§ Work task
The answer must be every line of the records below that contains the word "name".

══ Exercise inputs

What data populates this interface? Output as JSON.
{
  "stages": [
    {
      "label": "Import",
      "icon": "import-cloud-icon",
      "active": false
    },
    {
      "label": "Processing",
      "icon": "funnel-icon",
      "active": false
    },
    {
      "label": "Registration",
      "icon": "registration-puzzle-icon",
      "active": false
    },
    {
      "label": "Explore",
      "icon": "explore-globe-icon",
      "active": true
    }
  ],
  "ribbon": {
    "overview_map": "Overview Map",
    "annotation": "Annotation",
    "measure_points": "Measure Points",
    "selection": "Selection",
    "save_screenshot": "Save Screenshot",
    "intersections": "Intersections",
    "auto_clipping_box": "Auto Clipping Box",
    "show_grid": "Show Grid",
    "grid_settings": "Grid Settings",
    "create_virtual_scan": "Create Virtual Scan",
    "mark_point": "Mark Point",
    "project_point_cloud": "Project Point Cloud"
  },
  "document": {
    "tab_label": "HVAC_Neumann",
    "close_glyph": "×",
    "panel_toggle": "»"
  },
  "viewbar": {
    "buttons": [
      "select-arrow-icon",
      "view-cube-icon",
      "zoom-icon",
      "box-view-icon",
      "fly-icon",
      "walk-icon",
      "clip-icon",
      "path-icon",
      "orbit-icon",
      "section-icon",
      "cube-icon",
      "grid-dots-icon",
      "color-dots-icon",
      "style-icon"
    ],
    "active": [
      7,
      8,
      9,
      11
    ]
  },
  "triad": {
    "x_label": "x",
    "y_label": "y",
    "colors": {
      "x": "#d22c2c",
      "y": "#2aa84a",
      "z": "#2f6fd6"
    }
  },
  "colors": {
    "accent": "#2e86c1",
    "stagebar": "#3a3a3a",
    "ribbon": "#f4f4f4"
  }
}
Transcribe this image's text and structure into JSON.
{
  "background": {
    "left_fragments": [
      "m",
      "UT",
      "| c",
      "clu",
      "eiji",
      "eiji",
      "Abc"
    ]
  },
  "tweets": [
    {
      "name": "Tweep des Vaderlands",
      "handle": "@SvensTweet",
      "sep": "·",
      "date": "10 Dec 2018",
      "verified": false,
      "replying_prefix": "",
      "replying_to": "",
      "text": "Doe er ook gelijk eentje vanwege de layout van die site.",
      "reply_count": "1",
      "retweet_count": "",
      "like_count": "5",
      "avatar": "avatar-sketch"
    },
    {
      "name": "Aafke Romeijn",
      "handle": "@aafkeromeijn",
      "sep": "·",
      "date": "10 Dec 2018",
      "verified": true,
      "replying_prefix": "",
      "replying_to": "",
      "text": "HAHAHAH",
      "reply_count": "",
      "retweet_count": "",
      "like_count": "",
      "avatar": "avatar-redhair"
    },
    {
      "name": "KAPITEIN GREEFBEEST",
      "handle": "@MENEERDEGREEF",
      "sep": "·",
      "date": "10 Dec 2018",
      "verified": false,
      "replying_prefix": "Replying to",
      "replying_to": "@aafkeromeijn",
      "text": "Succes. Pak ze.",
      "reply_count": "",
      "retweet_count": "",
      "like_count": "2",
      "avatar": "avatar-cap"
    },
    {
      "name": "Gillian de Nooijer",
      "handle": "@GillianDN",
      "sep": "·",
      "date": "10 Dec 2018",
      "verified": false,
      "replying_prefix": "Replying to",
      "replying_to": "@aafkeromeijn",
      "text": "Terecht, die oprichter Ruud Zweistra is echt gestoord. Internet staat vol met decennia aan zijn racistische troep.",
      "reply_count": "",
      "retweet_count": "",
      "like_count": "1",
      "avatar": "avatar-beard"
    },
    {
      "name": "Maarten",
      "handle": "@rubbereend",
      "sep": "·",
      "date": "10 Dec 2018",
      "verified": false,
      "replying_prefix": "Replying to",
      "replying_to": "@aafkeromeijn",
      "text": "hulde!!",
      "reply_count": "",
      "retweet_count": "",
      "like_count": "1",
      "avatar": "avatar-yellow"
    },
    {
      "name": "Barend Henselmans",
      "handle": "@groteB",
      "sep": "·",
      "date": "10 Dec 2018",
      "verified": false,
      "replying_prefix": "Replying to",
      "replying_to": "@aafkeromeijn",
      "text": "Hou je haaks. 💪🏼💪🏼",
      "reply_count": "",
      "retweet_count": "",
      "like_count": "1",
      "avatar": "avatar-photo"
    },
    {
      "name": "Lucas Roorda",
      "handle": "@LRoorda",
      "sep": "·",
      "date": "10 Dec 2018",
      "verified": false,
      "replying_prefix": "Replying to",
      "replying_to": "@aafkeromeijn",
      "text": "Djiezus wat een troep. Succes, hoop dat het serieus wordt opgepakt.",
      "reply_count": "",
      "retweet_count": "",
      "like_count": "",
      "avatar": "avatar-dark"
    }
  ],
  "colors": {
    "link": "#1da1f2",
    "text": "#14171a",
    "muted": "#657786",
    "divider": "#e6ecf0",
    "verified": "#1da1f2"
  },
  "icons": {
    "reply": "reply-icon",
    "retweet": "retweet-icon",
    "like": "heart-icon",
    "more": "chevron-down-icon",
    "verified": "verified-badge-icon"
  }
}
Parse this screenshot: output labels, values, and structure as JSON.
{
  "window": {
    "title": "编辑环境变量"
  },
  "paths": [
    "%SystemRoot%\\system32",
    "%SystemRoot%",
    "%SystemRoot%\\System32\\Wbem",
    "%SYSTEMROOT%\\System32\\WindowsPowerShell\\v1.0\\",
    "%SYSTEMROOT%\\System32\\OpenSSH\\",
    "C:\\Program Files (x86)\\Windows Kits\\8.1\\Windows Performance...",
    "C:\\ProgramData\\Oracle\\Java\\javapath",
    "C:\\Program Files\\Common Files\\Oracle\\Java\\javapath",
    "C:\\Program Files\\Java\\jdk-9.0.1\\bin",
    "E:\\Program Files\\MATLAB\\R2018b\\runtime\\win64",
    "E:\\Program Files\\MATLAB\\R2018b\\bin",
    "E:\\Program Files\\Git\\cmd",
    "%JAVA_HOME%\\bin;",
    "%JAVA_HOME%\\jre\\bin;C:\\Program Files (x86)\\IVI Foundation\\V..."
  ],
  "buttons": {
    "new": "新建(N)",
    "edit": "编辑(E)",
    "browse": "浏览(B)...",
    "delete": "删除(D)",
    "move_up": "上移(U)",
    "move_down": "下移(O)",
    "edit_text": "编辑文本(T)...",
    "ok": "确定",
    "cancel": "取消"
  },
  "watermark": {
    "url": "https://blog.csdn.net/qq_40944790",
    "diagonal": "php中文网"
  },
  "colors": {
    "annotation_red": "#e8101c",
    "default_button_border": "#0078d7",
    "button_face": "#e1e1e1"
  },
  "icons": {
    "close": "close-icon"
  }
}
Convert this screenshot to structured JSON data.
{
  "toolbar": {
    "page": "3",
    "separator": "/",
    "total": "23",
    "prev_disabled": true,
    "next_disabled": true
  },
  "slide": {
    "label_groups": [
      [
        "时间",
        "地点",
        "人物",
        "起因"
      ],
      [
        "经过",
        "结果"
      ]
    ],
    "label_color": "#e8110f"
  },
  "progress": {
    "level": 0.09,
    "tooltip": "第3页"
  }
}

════

§ Answer below
      "name": "Tweep des Vaderlands",
      "name": "Aafke Romeijn",
      "name": "KAPITEIN GREEFBEEST",
      "name": "Gillian de Nooijer",
      "name": "Maarten",
      "name": "Barend Henselmans",
      "name": "Lucas Roorda",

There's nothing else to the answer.